-- GIVEN DATA follows --

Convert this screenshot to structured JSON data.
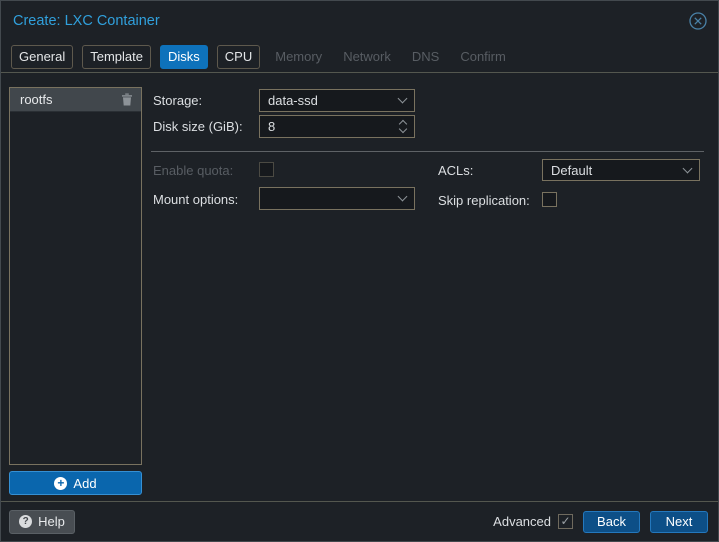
{
  "window": {
    "title": "Create: LXC Container"
  },
  "tabs": [
    {
      "label": "General",
      "state": "enabled"
    },
    {
      "label": "Template",
      "state": "enabled"
    },
    {
      "label": "Disks",
      "state": "active"
    },
    {
      "label": "CPU",
      "state": "enabled"
    },
    {
      "label": "Memory",
      "state": "disabled"
    },
    {
      "label": "Network",
      "state": "disabled"
    },
    {
      "label": "DNS",
      "state": "disabled"
    },
    {
      "label": "Confirm",
      "state": "disabled"
    }
  ],
  "mountpoints": {
    "items": [
      {
        "label": "rootfs",
        "selected": true
      }
    ],
    "add_label": "Add"
  },
  "form": {
    "storage_label": "Storage:",
    "storage_value": "data-ssd",
    "disk_size_label": "Disk size (GiB):",
    "disk_size_value": "8",
    "enable_quota_label": "Enable quota:",
    "enable_quota_checked": false,
    "enable_quota_disabled": true,
    "mount_options_label": "Mount options:",
    "mount_options_value": "",
    "acls_label": "ACLs:",
    "acls_value": "Default",
    "skip_replication_label": "Skip replication:",
    "skip_replication_checked": false
  },
  "footer": {
    "help_label": "Help",
    "advanced_label": "Advanced",
    "advanced_checked": true,
    "advanced_check_glyph": "✓",
    "back_label": "Back",
    "next_label": "Next"
  },
  "icons": {
    "plus_glyph": "+",
    "question_glyph": "?"
  },
  "colors": {
    "dialog_bg": "#1d2126",
    "title_blue": "#30a0dc",
    "tab_active_blue": "#0e72bb",
    "add_button_blue": "#0a66ad",
    "nav_button_blue": "#0d4f87",
    "input_border_tan": "#79725f",
    "selected_row": "#41474c",
    "text": "#dcdfe2",
    "disabled_text": "#585d63"
  }
}
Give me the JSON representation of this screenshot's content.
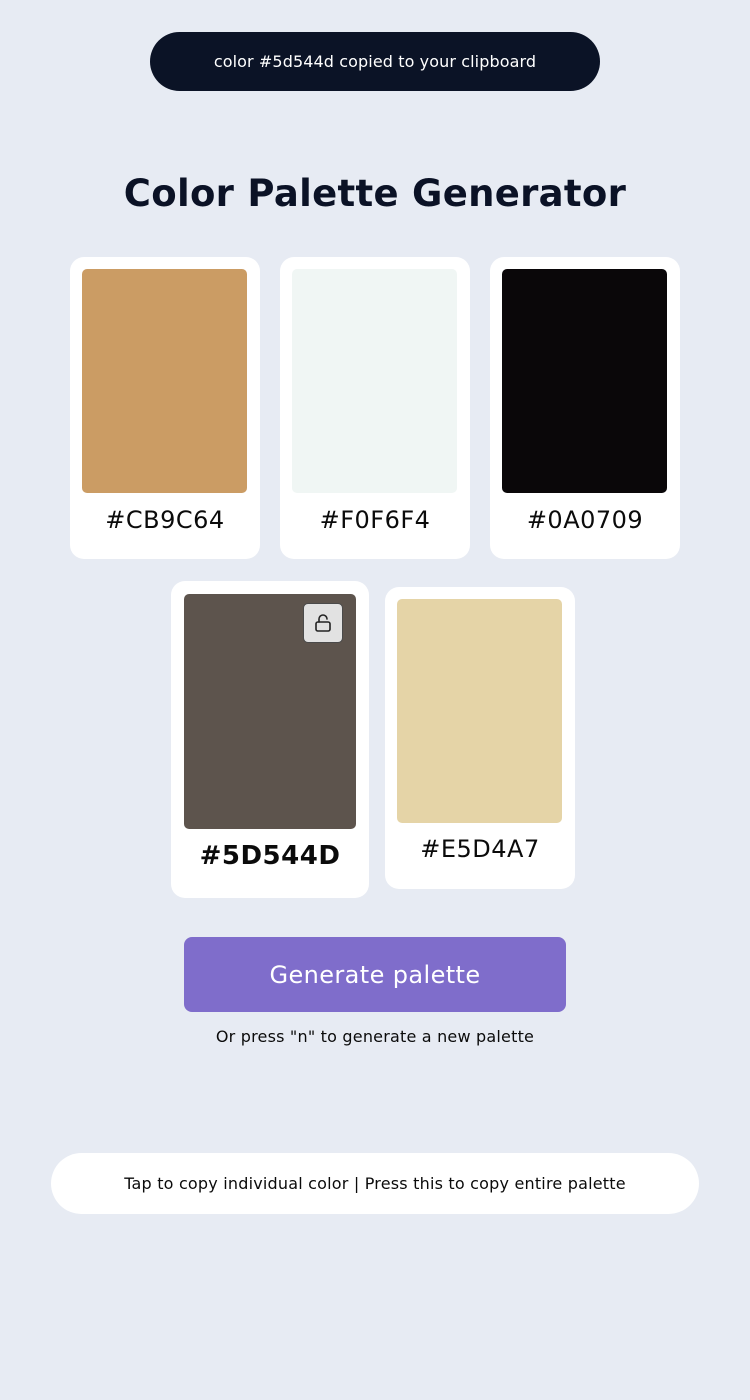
{
  "toast": {
    "message": "color #5d544d copied to your clipboard"
  },
  "page": {
    "title": "Color Palette Generator"
  },
  "palette": [
    {
      "hex_label": "#CB9C64",
      "color": "#cb9c64",
      "locked": false
    },
    {
      "hex_label": "#F0F6F4",
      "color": "#f0f6f4",
      "locked": false
    },
    {
      "hex_label": "#0A0709",
      "color": "#0a0709",
      "locked": false
    },
    {
      "hex_label": "#5D544D",
      "color": "#5d544d",
      "locked": true,
      "lock_icon": "unlock-icon"
    },
    {
      "hex_label": "#E5D4A7",
      "color": "#e5d4a7",
      "locked": false
    }
  ],
  "generate": {
    "button_label": "Generate palette",
    "hint": "Or press \"n\" to generate a new palette"
  },
  "copy_bar": {
    "label": "Tap to copy individual color | Press this to copy entire palette"
  },
  "colors": {
    "background": "#e7ebf3",
    "toast_background": "#0b1326",
    "accent": "#7f6dcb",
    "card": "#ffffff"
  }
}
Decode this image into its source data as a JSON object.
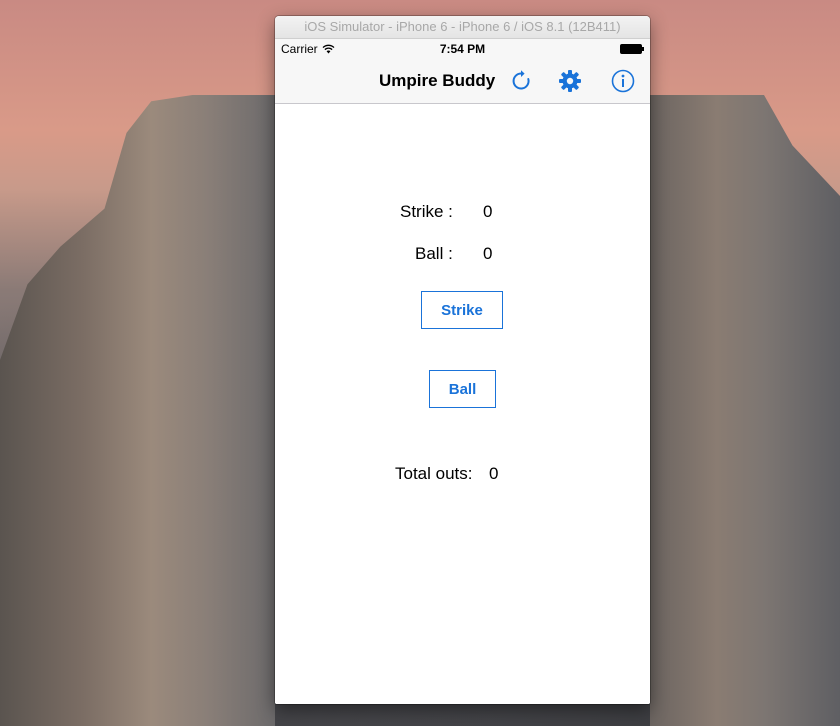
{
  "window": {
    "title": "iOS Simulator - iPhone 6 - iPhone 6 / iOS 8.1 (12B411)"
  },
  "status_bar": {
    "carrier": "Carrier",
    "time": "7:54 PM"
  },
  "nav_bar": {
    "title": "Umpire Buddy",
    "icons": [
      "refresh-icon",
      "gear-icon",
      "info-icon"
    ]
  },
  "counters": {
    "strike_label": "Strike :",
    "strike_value": "0",
    "ball_label": "Ball :",
    "ball_value": "0"
  },
  "buttons": {
    "strike": "Strike",
    "ball": "Ball"
  },
  "outs": {
    "label": "Total outs:",
    "value": "0"
  },
  "colors": {
    "tint": "#1a73d9",
    "nav_background": "#f7f7f7",
    "screen_background": "#ffffff"
  }
}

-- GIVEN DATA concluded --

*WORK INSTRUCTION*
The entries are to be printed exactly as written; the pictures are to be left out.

*OUTPUT FOR THIS EXERCISE*
Convert this screenshot to structured JSON data.
{
  "window": {
    "title": "Create: LXC Container"
  },
  "tabs": [
    {
      "label": "General",
      "state": "enabled"
    },
    {
      "label": "Template",
      "state": "enabled"
    },
    {
      "label": "Disks",
      "state": "active"
    },
    {
      "label": "CPU",
      "state": "enabled"
    },
    {
      "label": "Memory",
      "state": "disabled"
    },
    {
      "label": "Network",
      "state": "disabled"
    },
    {
      "label": "DNS",
      "state": "disabled"
    },
    {
      "label": "Confirm",
      "state": "disabled"
    }
  ],
  "mountpoints": {
    "items": [
      {
        "label": "rootfs",
        "selected": true
      }
    ],
    "add_label": "Add"
  },
  "form": {
    "storage_label": "Storage:",
    "storage_value": "data-ssd",
    "disk_size_label": "Disk size (GiB):",
    "disk_size_value": "8",
    "enable_quota_label": "Enable quota:",
    "enable_quota_checked": false,
    "enable_quota_disabled": true,
    "mount_options_label": "Mount options:",
    "mount_options_value": "",
    "acls_label": "ACLs:",
    "acls_value": "Default",
    "skip_replication_label": "Skip replication:",
    "skip_replication_checked": false
  },
  "footer": {
    "help_label": "Help",
    "advanced_label": "Advanced",
    "advanced_checked": true,
    "advanced_check_glyph": "✓",
    "back_label": "Back",
    "next_label": "Next"
  },
  "icons": {
    "plus_glyph": "+",
    "question_glyph": "?"
  },
  "colors": {
    "dialog_bg": "#1d2126",
    "title_blue": "#30a0dc",
    "tab_active_blue": "#0e72bb",
    "add_button_blue": "#0a66ad",
    "nav_button_blue": "#0d4f87",
    "input_border_tan": "#79725f",
    "selected_row": "#41474c",
    "text": "#dcdfe2",
    "disabled_text": "#585d63"
  }
}
Give me the JSON representation of this screenshot's content.
{
  "toast": {
    "message": "color #5d544d copied to your clipboard"
  },
  "page": {
    "title": "Color Palette Generator"
  },
  "palette": [
    {
      "hex_label": "#CB9C64",
      "color": "#cb9c64",
      "locked": false
    },
    {
      "hex_label": "#F0F6F4",
      "color": "#f0f6f4",
      "locked": false
    },
    {
      "hex_label": "#0A0709",
      "color": "#0a0709",
      "locked": false
    },
    {
      "hex_label": "#5D544D",
      "color": "#5d544d",
      "locked": true,
      "lock_icon": "unlock-icon"
    },
    {
      "hex_label": "#E5D4A7",
      "color": "#e5d4a7",
      "locked": false
    }
  ],
  "generate": {
    "button_label": "Generate palette",
    "hint": "Or press \"n\" to generate a new palette"
  },
  "copy_bar": {
    "label": "Tap to copy individual color | Press this to copy entire palette"
  },
  "colors": {
    "background": "#e7ebf3",
    "toast_background": "#0b1326",
    "accent": "#7f6dcb",
    "card": "#ffffff"
  }
}
Decode this image into its source data as a JSON object.
{
  "window": {
    "title": "iOS Simulator - iPhone 6 - iPhone 6 / iOS 8.1 (12B411)"
  },
  "status_bar": {
    "carrier": "Carrier",
    "time": "7:54 PM"
  },
  "nav_bar": {
    "title": "Umpire Buddy",
    "icons": [
      "refresh-icon",
      "gear-icon",
      "info-icon"
    ]
  },
  "counters": {
    "strike_label": "Strike :",
    "strike_value": "0",
    "ball_label": "Ball :",
    "ball_value": "0"
  },
  "buttons": {
    "strike": "Strike",
    "ball": "Ball"
  },
  "outs": {
    "label": "Total outs:",
    "value": "0"
  },
  "colors": {
    "tint": "#1a73d9",
    "nav_background": "#f7f7f7",
    "screen_background": "#ffffff"
  }
}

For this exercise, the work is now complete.